From (source 1), Chen Xin 陈鑫, styled Pinsan (1849-1929) claims in his book[i] that his ancestor Chen Bu , the first generation, brought this art with him when the Chen family moved from Da Huai Shu in Shanxi to Wen county in Henan. According to history Chen Bu followed the move of the people first to Henan, to Henei county (today’s Qinyang county ) Chen Bu Zhuang (today this village still exists, it belongs now to Wen county), but due to that the village was in a marsh area and was often flooded, they moved again to the east of Wen county city ten li to Changyang village on Qingfeng ridge. In the village there is a trench (ditch) “gou” going from north to south. After the Chen members became numerous the name was changed to Chen family village “Chen Jia Gou”. Chen Xin , styled Pinsan (1849-1929)
Chen Xin wrote in his preface to his book:
“in the 7th of Hongwu (1374)[ii] in the Ming period . The ancestor Bu when not studying (and tilling the fields), used the Yin Yang opening and closing movement of the whole body, teaching his children and grandchildren the method of digesting what had been eaten, based on the theory of Tai Ji, for this reason it was called Tai Ji Quan ”.
Chen Xin never stated who created the art though[iii]. In this case we are not sure if the meaning of Tai Ji Quan as mentioned with Chen Bu is actually boxing or if it is to be seen in some other way. In some cases it could refer to a form of gymnastic exercises more than to the boxing art with hand forms and weapons. What is meant here is difficult to say.
The article's section on Chen Xin continues, “I will not discuss the story of Chen Wangting (1600-1680) and if he created the Tai Ji Quan or not. Originally this was not an idea put forward by the Chen family and certainly not by Chen Xin. Chen Xin has a part about Chen Wangting saying something like “when busy I am tilling the fields, when bored I make boxing” but not referring to Tai Ji Quan. The first time we see Chen Wangting referred to as the creator of Tai Ji Quan is in articles by Tang Hao. This idea was also put forth by Gu Liuxin in his books and also by later authors on the Chen style of Tai Ji Quan.
Chen Xin taught Chen Kezhong (1908 -1966) . Chen Kezhong was given the “Sansan liu quanpu” to keep.”

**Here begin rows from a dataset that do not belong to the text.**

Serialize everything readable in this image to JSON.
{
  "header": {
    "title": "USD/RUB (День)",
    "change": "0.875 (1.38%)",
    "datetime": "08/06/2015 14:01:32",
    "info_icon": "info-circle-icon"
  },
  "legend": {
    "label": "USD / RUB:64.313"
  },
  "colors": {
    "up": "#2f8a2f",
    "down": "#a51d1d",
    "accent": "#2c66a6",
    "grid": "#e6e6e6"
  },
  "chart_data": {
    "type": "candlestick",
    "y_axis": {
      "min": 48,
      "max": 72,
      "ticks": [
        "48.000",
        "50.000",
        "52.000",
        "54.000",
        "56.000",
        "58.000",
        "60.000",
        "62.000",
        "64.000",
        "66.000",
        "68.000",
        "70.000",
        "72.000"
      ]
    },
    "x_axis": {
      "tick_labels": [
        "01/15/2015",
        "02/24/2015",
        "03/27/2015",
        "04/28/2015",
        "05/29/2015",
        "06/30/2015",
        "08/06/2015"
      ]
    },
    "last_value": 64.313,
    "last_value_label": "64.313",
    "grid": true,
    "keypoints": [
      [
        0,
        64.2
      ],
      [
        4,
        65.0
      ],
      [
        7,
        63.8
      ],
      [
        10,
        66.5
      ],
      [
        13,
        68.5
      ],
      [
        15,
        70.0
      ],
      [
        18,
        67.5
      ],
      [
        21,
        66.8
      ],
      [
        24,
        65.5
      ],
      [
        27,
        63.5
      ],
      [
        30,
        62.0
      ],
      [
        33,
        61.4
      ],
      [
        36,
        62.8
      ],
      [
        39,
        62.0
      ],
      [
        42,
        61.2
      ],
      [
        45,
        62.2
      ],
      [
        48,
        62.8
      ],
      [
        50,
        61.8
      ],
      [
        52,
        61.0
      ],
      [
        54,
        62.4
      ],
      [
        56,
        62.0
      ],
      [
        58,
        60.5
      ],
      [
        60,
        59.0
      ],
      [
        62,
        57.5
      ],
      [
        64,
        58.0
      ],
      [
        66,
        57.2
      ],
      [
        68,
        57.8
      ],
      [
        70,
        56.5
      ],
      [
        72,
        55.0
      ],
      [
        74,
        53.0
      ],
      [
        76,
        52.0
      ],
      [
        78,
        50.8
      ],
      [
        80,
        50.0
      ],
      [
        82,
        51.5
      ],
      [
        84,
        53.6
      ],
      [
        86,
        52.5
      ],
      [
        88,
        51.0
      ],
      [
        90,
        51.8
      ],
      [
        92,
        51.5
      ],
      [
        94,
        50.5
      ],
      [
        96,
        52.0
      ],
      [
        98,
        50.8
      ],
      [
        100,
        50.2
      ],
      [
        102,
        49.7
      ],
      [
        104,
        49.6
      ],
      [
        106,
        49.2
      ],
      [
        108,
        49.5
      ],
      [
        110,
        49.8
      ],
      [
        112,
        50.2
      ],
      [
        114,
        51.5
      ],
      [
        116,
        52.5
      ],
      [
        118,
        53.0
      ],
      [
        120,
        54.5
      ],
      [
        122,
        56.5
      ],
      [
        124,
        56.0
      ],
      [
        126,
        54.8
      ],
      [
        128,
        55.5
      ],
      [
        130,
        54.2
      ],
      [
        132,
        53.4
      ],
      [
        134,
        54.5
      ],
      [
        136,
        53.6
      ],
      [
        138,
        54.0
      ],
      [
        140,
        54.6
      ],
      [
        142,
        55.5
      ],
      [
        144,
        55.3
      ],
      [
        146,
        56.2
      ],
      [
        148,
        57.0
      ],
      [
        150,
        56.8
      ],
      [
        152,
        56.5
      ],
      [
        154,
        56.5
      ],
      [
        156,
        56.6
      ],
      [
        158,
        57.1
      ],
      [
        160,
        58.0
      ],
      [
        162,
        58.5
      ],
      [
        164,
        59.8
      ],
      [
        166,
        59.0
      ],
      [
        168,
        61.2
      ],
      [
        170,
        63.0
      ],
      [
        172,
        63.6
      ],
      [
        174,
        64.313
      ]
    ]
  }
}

 CHEN XIN
Chen Xin, called Pinsan, was recommended to be a scholar by his local government during the Qing Dynasty. He studied Taiji Boxing in extreme detail. He wrote several volumes about the Chen family’s history, as well as several volumes on An Yuxuan’s poetry and essays, four volumes of Illustrated Handbook of Taiji Boxing, and one volume of Taiji Boxing for Beginners, but none of these works have yet been published. https://brennantranslation.wordpress.com/2017/08/31/taiji-boxing-according-to-chen-ziming/
Chen Xin (1849-1929), 8th generation Chen family member, provided one of the most important written description of the Chen style. He was the grandson of Chen Youshen (陈有恒), 6th generation Chen family member. Chen Youshen was the brother of Chen Youben (陈有本), the creator of Small Frame. Chen Xin's father was Chen Zhongshen and Chen Xin's uncle, Chen Ji-shen were twins. In that 7th generation Chen family, Chen Zhong-shen, Chen Ji-shen, Chen Geng-yun (陈耕耘, the son of Chen Chang-xing), Yang Lu-chan (杨露禅, founder of Yang Style) and Chen Qing-ping (陈清萍, promoter of Zhaobao style Tai chi ch'uan) were all martial artists with exceptional abilities.
Chen Xin initially trained with his father but his father ordered him to study literature rather than the martial arts. It was only later that he decided to use his literature skills to describe his understanding of the secrets of Chen style. In Chen Xin's generation, his older brother, Chen Yao and his cousin, Chen Yanxi (陈延熙, father of Chen Fake) were considered masters of the Chen style. Chen Xin's legacy is his book and his student, Chen Ziming (陈子明). Chen Ziming, went on to promote Chen style small frame throughout China and wrote books promoting the art. Chen Ziming was in the same generation as Chen Fake.